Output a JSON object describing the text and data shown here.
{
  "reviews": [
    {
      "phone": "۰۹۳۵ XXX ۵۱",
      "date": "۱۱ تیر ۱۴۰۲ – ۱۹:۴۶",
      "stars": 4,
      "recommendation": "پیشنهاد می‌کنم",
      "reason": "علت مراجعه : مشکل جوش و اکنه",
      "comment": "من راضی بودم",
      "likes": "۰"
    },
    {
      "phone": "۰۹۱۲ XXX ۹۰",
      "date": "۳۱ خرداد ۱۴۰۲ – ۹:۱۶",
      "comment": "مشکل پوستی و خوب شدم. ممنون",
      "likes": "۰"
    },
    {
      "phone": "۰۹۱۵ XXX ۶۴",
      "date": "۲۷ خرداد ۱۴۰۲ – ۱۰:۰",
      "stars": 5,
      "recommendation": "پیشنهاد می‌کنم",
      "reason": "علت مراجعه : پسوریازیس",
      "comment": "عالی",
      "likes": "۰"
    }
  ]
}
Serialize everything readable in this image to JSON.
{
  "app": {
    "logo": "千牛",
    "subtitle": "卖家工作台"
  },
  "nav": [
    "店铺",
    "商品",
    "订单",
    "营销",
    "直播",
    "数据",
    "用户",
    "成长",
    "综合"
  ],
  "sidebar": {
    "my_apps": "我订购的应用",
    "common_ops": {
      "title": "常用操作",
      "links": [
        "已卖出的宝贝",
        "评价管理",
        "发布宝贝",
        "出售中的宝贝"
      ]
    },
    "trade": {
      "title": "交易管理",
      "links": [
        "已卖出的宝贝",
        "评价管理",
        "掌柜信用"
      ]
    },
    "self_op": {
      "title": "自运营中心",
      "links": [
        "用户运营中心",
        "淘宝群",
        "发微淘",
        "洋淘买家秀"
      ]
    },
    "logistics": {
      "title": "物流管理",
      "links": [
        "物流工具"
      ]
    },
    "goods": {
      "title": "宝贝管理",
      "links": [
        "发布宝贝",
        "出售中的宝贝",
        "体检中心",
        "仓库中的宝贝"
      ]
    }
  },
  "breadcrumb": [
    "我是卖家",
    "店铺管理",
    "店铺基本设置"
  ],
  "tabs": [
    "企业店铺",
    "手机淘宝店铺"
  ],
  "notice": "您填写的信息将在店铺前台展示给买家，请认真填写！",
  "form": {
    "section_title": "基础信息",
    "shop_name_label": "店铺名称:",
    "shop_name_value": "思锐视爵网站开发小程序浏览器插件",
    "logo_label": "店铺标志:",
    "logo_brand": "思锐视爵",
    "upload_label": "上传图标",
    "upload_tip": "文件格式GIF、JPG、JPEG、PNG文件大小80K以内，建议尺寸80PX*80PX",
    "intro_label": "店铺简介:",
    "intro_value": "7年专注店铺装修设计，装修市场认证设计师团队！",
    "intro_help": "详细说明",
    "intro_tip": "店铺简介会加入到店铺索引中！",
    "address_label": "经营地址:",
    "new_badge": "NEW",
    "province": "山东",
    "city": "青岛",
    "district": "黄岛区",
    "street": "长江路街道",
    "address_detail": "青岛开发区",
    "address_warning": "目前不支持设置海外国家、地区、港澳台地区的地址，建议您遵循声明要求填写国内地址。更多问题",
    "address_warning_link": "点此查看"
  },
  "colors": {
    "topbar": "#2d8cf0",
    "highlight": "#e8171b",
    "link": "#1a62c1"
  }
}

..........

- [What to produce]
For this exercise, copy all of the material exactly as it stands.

- [Task solution]
Output a JSON object describing the text and data shown here.
{
  "reviews": [
    {
      "phone": "۰۹۳۵ XXX ۵۱",
      "date": "۱۱ تیر ۱۴۰۲ – ۱۹:۴۶",
      "stars": 4,
      "recommendation": "پیشنهاد می‌کنم",
      "reason": "علت مراجعه : مشکل جوش و اکنه",
      "comment": "من راضی بودم",
      "likes": "۰"
    },
    {
      "phone": "۰۹۱۲ XXX ۹۰",
      "date": "۳۱ خرداد ۱۴۰۲ – ۹:۱۶",
      "comment": "مشکل پوستی و خوب شدم. ممنون",
      "likes": "۰"
    },
    {
      "phone": "۰۹۱۵ XXX ۶۴",
      "date": "۲۷ خرداد ۱۴۰۲ – ۱۰:۰",
      "stars": 5,
      "recommendation": "پیشنهاد می‌کنم",
      "reason": "علت مراجعه : پسوریازیس",
      "comment": "عالی",
      "likes": "۰"
    }
  ]
}
Serialize everything readable in this image to JSON.
{
  "app": {
    "logo": "千牛",
    "subtitle": "卖家工作台"
  },
  "nav": [
    "店铺",
    "商品",
    "订单",
    "营销",
    "直播",
    "数据",
    "用户",
    "成长",
    "综合"
  ],
  "sidebar": {
    "my_apps": "我订购的应用",
    "common_ops": {
      "title": "常用操作",
      "links": [
        "已卖出的宝贝",
        "评价管理",
        "发布宝贝",
        "出售中的宝贝"
      ]
    },
    "trade": {
      "title": "交易管理",
      "links": [
        "已卖出的宝贝",
        "评价管理",
        "掌柜信用"
      ]
    },
    "self_op": {
      "title": "自运营中心",
      "links": [
        "用户运营中心",
        "淘宝群",
        "发微淘",
        "洋淘买家秀"
      ]
    },
    "logistics": {
      "title": "物流管理",
      "links": [
        "物流工具"
      ]
    },
    "goods": {
      "title": "宝贝管理",
      "links": [
        "发布宝贝",
        "出售中的宝贝",
        "体检中心",
        "仓库中的宝贝"
      ]
    }
  },
  "breadcrumb": [
    "我是卖家",
    "店铺管理",
    "店铺基本设置"
  ],
  "tabs": [
    "企业店铺",
    "手机淘宝店铺"
  ],
  "notice": "您填写的信息将在店铺前台展示给买家，请认真填写！",
  "form": {
    "section_title": "基础信息",
    "shop_name_label": "店铺名称:",
    "shop_name_value": "思锐视爵网站开发小程序浏览器插件",
    "logo_label": "店铺标志:",
    "logo_brand": "思锐视爵",
    "upload_label": "上传图标",
    "upload_tip": "文件格式GIF、JPG、JPEG、PNG文件大小80K以内，建议尺寸80PX*80PX",
    "intro_label": "店铺简介:",
    "intro_value": "7年专注店铺装修设计，装修市场认证设计师团队！",
    "intro_help": "详细说明",
    "intro_tip": "店铺简介会加入到店铺索引中！",
    "address_label": "经营地址:",
    "new_badge": "NEW",
    "province": "山东",
    "city": "青岛",
    "district": "黄岛区",
    "street": "长江路街道",
    "address_detail": "青岛开发区",
    "address_warning": "目前不支持设置海外国家、地区、港澳台地区的地址，建议您遵循声明要求填写国内地址。更多问题",
    "address_warning_link": "点此查看"
  },
  "colors": {
    "topbar": "#2d8cf0",
    "highlight": "#e8171b",
    "link": "#1a62c1"
  }
}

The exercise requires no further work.